We ask Uchida-san why he decided to convert his NSX into a full-carbon monster. His reply is simple: "I wanted to do something different, which at the same time would show what the Uchida company can create." He goes on to add that he has no interest in producing aftermarket carbon parts for cars, and that it was just a one-off project to make his own car look a little special. And that it does, no questions there! The project began by removing all of the NSX's body panels. Remember: this Honda supercar came with an aluminum chassis and body straight from the factory! The next step was to select a suitable aftermarket kit that would give the Honda a racecar feel once it was fitted. Uchida-san selected a Burn Up kit and proceeded to create molds from the front and rear bumper, side skirts and, of course, the stock fenders and doors. Then once the molds were completed, it was on to the carbon-fiber production. To create a strong and resistant structure, numerous layers were laid down at precise angles to each other. The next step was to vacuum seal everything up and proceed to the autoclave stage. These big pressure ovens (Uchida has three of differing dimensions, the largest one could fit a small bus inside!) allow for the resin to penetrate, react with the fibers and to dry - creating the structure dictated by the mold. Hearing Uchida-san describe the production process in detail is enough to put anyone off buying those cheap wet-carbon parts. As they say, you get what you pay for! Once the parts were ready, the final stage is to make them look good. To do this, the excess material gets clipped and smoothed off while the surfaces are either polished to bring out a natural shine on the resin, or sprayed with a few layers of clear-coat for added protection. Uchida-san then called in the guys at System Partner, who proceeded to apply a special protective coating to the NSX called Nano-Shine to further protect and enhance the shine of the bodywork.
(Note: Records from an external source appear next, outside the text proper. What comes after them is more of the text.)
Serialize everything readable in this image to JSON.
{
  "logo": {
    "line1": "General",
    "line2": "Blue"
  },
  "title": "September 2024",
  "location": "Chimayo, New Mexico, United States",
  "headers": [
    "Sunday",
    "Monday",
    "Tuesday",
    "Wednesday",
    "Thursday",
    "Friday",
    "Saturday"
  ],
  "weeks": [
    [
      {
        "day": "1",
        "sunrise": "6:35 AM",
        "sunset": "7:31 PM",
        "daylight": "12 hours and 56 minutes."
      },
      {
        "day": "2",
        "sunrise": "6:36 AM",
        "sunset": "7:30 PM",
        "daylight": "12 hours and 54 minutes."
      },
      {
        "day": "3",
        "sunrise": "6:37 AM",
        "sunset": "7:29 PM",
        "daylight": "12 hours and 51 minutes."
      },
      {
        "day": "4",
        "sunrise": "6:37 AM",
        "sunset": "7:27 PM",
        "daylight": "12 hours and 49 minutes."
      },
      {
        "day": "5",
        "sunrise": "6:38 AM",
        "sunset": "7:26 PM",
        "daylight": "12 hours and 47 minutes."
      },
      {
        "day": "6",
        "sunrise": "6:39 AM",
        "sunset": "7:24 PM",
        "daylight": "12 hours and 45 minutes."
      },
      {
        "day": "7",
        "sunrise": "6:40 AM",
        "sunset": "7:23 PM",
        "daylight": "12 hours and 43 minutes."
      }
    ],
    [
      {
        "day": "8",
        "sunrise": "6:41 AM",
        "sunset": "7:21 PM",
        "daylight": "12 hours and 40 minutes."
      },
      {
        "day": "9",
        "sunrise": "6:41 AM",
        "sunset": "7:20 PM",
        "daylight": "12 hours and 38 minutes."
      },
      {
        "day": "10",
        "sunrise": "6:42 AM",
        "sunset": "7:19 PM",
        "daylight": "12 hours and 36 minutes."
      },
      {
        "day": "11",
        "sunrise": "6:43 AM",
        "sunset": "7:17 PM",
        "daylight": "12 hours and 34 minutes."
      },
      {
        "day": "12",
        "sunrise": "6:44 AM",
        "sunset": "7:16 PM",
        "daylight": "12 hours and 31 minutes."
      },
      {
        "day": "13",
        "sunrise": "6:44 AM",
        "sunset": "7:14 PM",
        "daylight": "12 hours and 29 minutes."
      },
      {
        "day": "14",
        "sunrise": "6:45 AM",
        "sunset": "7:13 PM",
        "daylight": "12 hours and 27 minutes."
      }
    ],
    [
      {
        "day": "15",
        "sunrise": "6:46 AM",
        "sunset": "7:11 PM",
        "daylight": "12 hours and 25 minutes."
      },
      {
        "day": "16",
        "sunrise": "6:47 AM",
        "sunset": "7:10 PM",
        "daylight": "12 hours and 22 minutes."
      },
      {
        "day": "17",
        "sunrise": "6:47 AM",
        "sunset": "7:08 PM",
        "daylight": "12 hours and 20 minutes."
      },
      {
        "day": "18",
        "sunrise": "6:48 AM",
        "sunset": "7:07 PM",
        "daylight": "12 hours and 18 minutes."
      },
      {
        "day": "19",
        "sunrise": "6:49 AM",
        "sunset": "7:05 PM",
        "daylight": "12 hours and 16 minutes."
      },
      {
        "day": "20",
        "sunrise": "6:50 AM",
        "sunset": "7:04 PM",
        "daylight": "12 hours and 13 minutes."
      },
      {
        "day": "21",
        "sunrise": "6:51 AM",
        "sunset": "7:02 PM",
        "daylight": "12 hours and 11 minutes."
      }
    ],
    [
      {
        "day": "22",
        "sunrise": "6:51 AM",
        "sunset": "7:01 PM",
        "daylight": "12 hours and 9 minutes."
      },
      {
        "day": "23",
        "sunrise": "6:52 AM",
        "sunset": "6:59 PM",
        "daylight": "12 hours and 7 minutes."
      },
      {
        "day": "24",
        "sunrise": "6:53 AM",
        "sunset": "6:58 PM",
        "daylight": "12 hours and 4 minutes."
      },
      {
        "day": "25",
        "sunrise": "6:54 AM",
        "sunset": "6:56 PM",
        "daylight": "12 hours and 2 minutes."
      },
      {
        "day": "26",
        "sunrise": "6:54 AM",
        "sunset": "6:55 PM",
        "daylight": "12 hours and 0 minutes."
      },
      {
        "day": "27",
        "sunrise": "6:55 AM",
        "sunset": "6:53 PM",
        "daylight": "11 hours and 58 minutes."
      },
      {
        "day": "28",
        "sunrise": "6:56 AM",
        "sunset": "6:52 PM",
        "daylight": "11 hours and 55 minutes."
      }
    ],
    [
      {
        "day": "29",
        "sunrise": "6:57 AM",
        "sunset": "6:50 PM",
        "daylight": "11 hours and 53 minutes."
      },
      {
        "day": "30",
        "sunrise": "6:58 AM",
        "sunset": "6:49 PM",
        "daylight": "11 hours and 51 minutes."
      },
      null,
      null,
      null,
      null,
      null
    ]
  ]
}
There is no questioning the looks of this car. Looking at the car from a distance, it just looks like a regular black car. But get up close, and those three-dimensional fibers within the resin just come alive. Uchida-san decided to go for a carbon-Kevlar fiber weave for the front bumper spoiler, which adds a nice visual contrast to the rest of the carbon bodywork and gives extra strength to this rear section in case he was to hit something. The side canards on the bumper add a Super GT look to the NSX and help, like the massive rear spoiler, keep the NSX glued to the ground when traveling at high speeds. The most impressive single part has to be the doors. With their double-structure they are extremely strong and amazingly light. Uchida-san has preferred not to fit the interior panels, as it would cover up the lovely work done by his company. The latest items to be added to the car are the custom made carbon-Kevlar racing seats, which weigh all but a couple of kg each! Mechanically, Uchida-san has left everything stock. The only thing that has been added is a free flowing titanium exhaust, which has been specifically built for Uchida-san by a Super GT racing team. The sound is out of this world, and it's a small miracle the car manages to pass noise regulations!
Uchida-san has created his own dream car - a car so unique it would be financially crippling to even attempt to rival a project like this. Unless you happen to own your own carbon-fiber company...
1996 Acura NSX
Base Engine: C30a
Custom Full Titanium Exhaust System
Wheels & Tires
Bbs Lm Split Rims 7x17 Front And 9x18 Rear
Dunlop Formula Fm901 Tires, 215/40r17 Front And 265/35r18 Rear
Carbon Front Bumper (Burn Off Design)
Carbon-Kevlar Front Bumper Spoiler And Canards
Carbon Front Fenders
Carbon Side Skirts (Burn Off Design)
Carbon Rear Fenders
Carbon Side Intakes
Carbon Rear Bumper
Carbon Rear Bumper Spoiler (Burn Off Design)
Carbon Wing Stays
Carbon Rear Wing
Uchida Carbon-Kevlar Bucket Seats
Momo Sport Racing Steering Wheel